Exercise details: Within the data below, find the string "icon" and return each line where it occurs.
--- --- ---
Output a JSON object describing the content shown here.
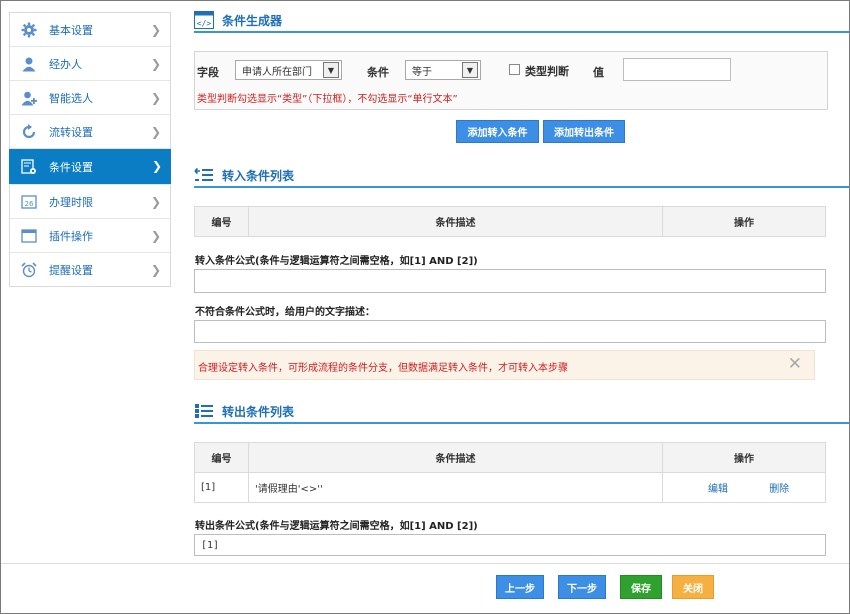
{
  "sidebar": {
    "items": [
      {
        "label": "基本设置",
        "icon": "gear-icon"
      },
      {
        "label": "经办人",
        "icon": "user-icon"
      },
      {
        "label": "智能选人",
        "icon": "user-add-icon"
      },
      {
        "label": "流转设置",
        "icon": "refresh-icon"
      },
      {
        "label": "条件设置",
        "icon": "condition-settings-icon",
        "active": true
      },
      {
        "label": "办理时限",
        "icon": "calendar-icon"
      },
      {
        "label": "插件操作",
        "icon": "window-icon"
      },
      {
        "label": "提醒设置",
        "icon": "alarm-clock-icon"
      }
    ]
  },
  "builder": {
    "title": "条件生成器",
    "field_label": "字段",
    "field_value": "申请人所在部门",
    "condition_label": "条件",
    "condition_value": "等于",
    "type_check_label": "类型判断",
    "value_label": "值",
    "value_input": "",
    "hint": "类型判断勾选显示“类型”（下拉框），不勾选显示“单行文本”",
    "add_in_button": "添加转入条件",
    "add_out_button": "添加转出条件"
  },
  "in_section": {
    "title": "转入条件列表",
    "columns": [
      "编号",
      "条件描述",
      "操作"
    ],
    "formula_label": "转入条件公式(条件与逻辑运算符之间需空格，如[1] AND [2])",
    "formula_value": "",
    "desc_label": "不符合条件公式时，给用户的文字描述：",
    "desc_value": "",
    "alert": "合理设定转入条件，可形成流程的条件分支，但数据满足转入条件，才可转入本步骤"
  },
  "out_section": {
    "title": "转出条件列表",
    "columns": [
      "编号",
      "条件描述",
      "操作"
    ],
    "rows": [
      {
        "id": "[1]",
        "desc": "'请假理由'<>''",
        "edit": "编辑",
        "delete": "删除"
      }
    ],
    "formula_label": "转出条件公式(条件与逻辑运算符之间需空格，如[1] AND [2])",
    "formula_value": "[1]"
  },
  "footer": {
    "prev": "上一步",
    "next": "下一步",
    "save": "保存",
    "close": "关闭"
  },
  "colors": {
    "accent": "#0b7dc4",
    "header_line": "#3a95d6",
    "button_blue": "#3d8ee5",
    "save_green": "#2fa12f",
    "close_orange": "#f5b041",
    "hint_red": "#d01f1f"
  }
}
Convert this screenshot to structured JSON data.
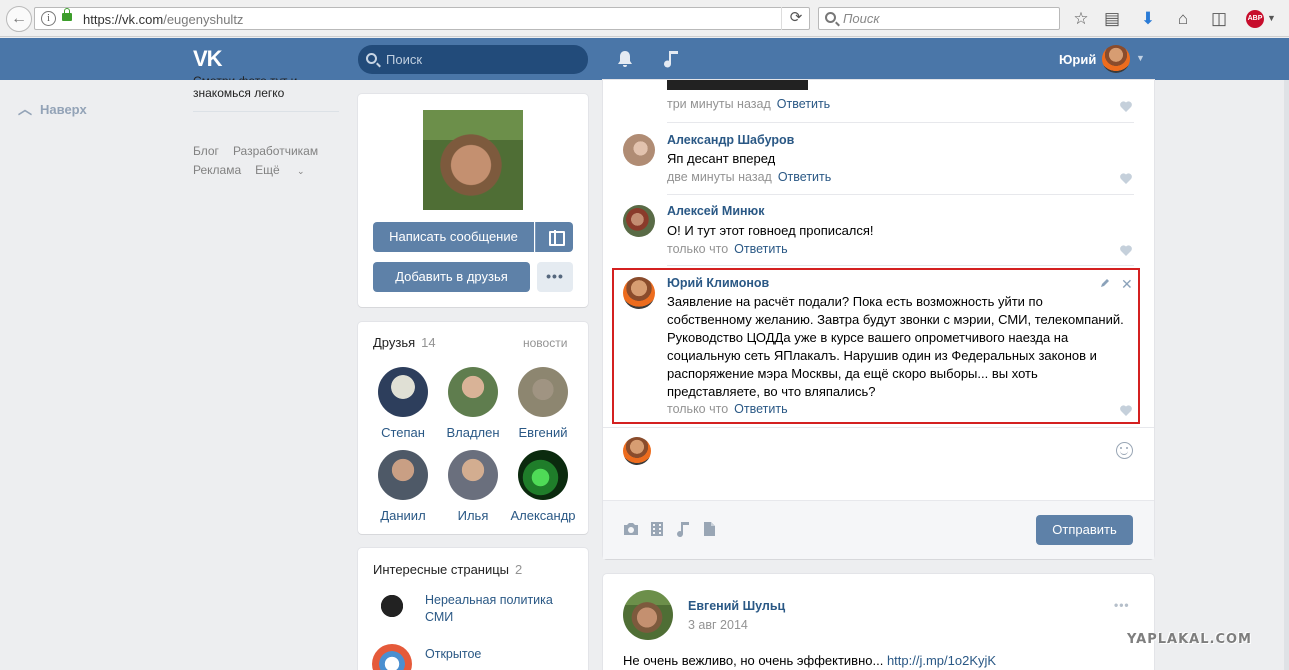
{
  "browser": {
    "url_host": "https://vk.com",
    "url_path": "/eugenyshultz",
    "search_placeholder": "Поиск",
    "abp_label": "ABP"
  },
  "header": {
    "logo": "VK",
    "search_placeholder": "Поиск",
    "user_name": "Юрий"
  },
  "left_nav": {
    "up_label": "Наверх",
    "promo_cut": "Смотри фото тут и",
    "promo_line": "знакомься легко",
    "footer_links": [
      "Блог",
      "Разработчикам",
      "Реклама",
      "Ещё"
    ]
  },
  "profile": {
    "write_message": "Написать сообщение",
    "add_friend": "Добавить в друзья",
    "more": "•••"
  },
  "friends": {
    "title": "Друзья",
    "count": "14",
    "news_link": "новости",
    "items": [
      {
        "name": "Степан",
        "color": "#2d3e5c"
      },
      {
        "name": "Владлен",
        "color": "#5f7d4e"
      },
      {
        "name": "Евгений",
        "color": "#8d8670"
      },
      {
        "name": "Даниил",
        "color": "#4e5967"
      },
      {
        "name": "Илья",
        "color": "#6a6f7d"
      },
      {
        "name": "Александр",
        "color": "#1f7d2a"
      }
    ]
  },
  "pages": {
    "title": "Интересные страницы",
    "count": "2",
    "items": [
      {
        "name": "Нереальная политика СМИ"
      },
      {
        "name": "Открытое"
      }
    ]
  },
  "comments": [
    {
      "author": "",
      "text": "",
      "time": "три минуты назад",
      "reply": "Ответить"
    },
    {
      "author": "Александр Шабуров",
      "text": "Яп десант вперед",
      "time": "две минуты назад",
      "reply": "Ответить"
    },
    {
      "author": "Алексей Минюк",
      "text": "О! И тут этот говноед прописался!",
      "time": "только что",
      "reply": "Ответить"
    },
    {
      "author": "Юрий Климонов",
      "text_lines": [
        "Заявление на расчёт подали? Пока есть возможность уйти по",
        "собственному желанию. Завтра будут звонки с мэрии, СМИ, телекомпаний.",
        "Руководство ЦОДДа уже в курсе вашего опрометчивого наезда на",
        "социальную сеть ЯПлакалъ. Нарушив один из Федеральных законов и",
        "распоряжение мэра Москвы, да ещё скоро выборы... вы хоть",
        "представляете, во что вляпались?"
      ],
      "time": "только что",
      "reply": "Ответить"
    }
  ],
  "reply_box": {
    "send": "Отправить"
  },
  "post": {
    "author": "Евгений Шульц",
    "date": "3 авг 2014",
    "text": "Не очень вежливо, но очень эффективно... ",
    "link": "http://j.mp/1o2KyjK",
    "more": "•••"
  },
  "watermark": "YAPLAKAL.COM",
  "colors": {
    "vk_blue": "#4a76a8",
    "link": "#2a5885",
    "highlight": "#d42020"
  }
}
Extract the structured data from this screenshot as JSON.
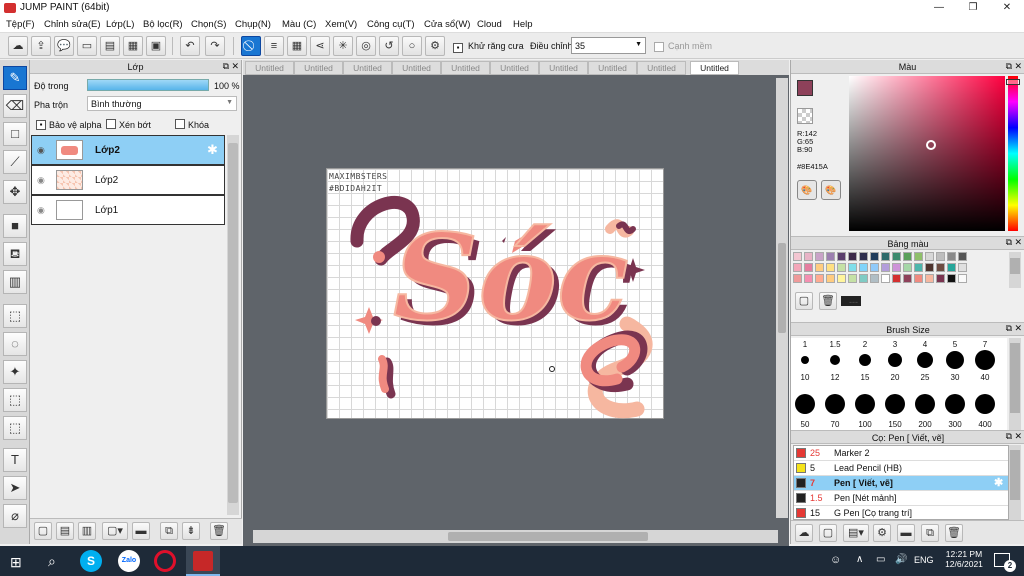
{
  "window": {
    "title": "JUMP PAINT (64bit)",
    "minimize": "—",
    "restore": "❐",
    "close": "✕"
  },
  "menu": [
    "Tệp(F)",
    "Chỉnh sửa(E)",
    "Lớp(L)",
    "Bộ lọc(R)",
    "Chọn(S)",
    "Chụp(N)",
    "Màu (C)",
    "Xem(V)",
    "Công cụ(T)",
    "Cửa sổ(W)",
    "Cloud",
    "Help"
  ],
  "toolbar": {
    "antialias_label": "Khử răng cưa",
    "adjust_label": "Điều chỉnh",
    "adjust_value": "35",
    "smooth_label": "Cạnh mềm"
  },
  "layer_panel": {
    "title": "Lớp",
    "opacity_label": "Độ trong",
    "opacity_value": "100 %",
    "opacity_fraction": 1.0,
    "blend_label": "Pha trộn",
    "blend_value": "Bình thường",
    "protect_alpha": "Bảo vệ alpha",
    "clip": "Xén bớt",
    "lock": "Khóa",
    "layers": [
      {
        "name": "Lớp2",
        "selected": true
      },
      {
        "name": "Lớp2",
        "selected": false
      },
      {
        "name": "Lớp1",
        "selected": false
      }
    ]
  },
  "tabs": [
    "Untitled",
    "Untitled",
    "Untitled",
    "Untitled",
    "Untitled",
    "Untitled",
    "Untitled",
    "Untitled",
    "Untitled",
    "Untitled"
  ],
  "canvas_text": {
    "line1": "MAXIMBSTERS",
    "line2": "#BDIDAH2IT",
    "main": "Sóc"
  },
  "color_panel": {
    "title": "Màu",
    "r": "R:142",
    "g": "G:65",
    "b": "B:90",
    "hex": "#8E415A"
  },
  "palette_panel": {
    "title": "Bảng màu",
    "dash": "---"
  },
  "brush_size_panel": {
    "title": "Brush Size",
    "sizes": [
      "1",
      "1.5",
      "2",
      "3",
      "4",
      "5",
      "7",
      "10",
      "12",
      "15",
      "20",
      "25",
      "30",
      "40",
      "50",
      "70",
      "100",
      "150",
      "200",
      "300",
      "400"
    ]
  },
  "brush_list_panel": {
    "title": "Cọ: Pen [ Viết, vẽ]",
    "items": [
      {
        "size": "25",
        "name": "Marker 2",
        "color": "#e53935"
      },
      {
        "size": "5",
        "name": "Lead Pencil (HB)",
        "color": "#f5e31a"
      },
      {
        "size": "7",
        "name": "Pen [ Viết, vẽ]",
        "color": "#222222",
        "selected": true
      },
      {
        "size": "1.5",
        "name": "Pen [Nét mảnh]",
        "color": "#222222"
      },
      {
        "size": "15",
        "name": "G Pen [Cọ trang trí]",
        "color": "#e53935"
      }
    ]
  },
  "taskbar": {
    "time": "12:21 PM",
    "date": "12/6/2021",
    "lang": "ENG",
    "notify_count": "2"
  },
  "colors": {
    "accent": "#1976d2",
    "current": "#8E415A",
    "coral": "#f08a80",
    "plum": "#7a3450",
    "peach": "#f6b7a0"
  }
}
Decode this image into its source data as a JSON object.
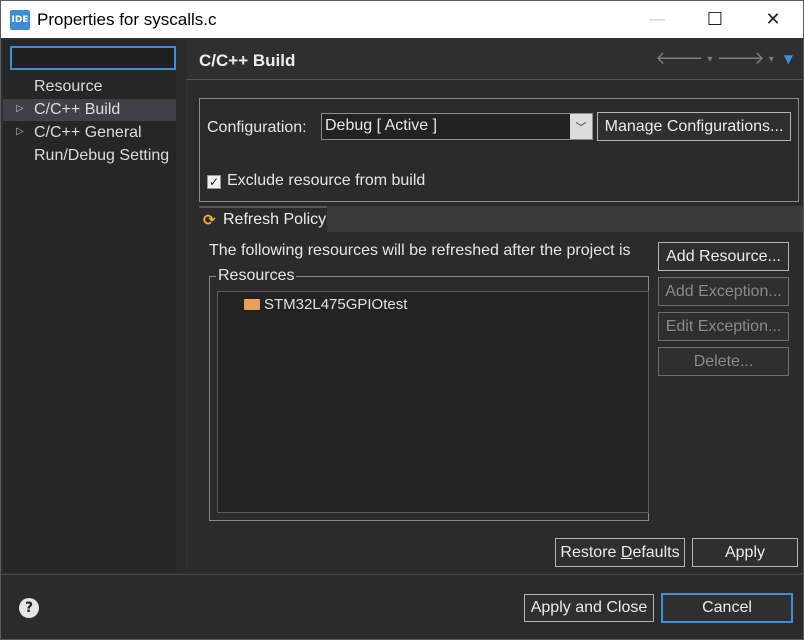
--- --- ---
Response to this exercise:
        "icon": "gear-icon"
        "icon": "user-icon"
        "icon": "user-add-icon"
        "icon": "refresh-icon"
        "icon": "condition-settings-icon",
        "icon": "calendar-icon"
        "icon": "window-icon"
        "icon": "alarm-clock-icon"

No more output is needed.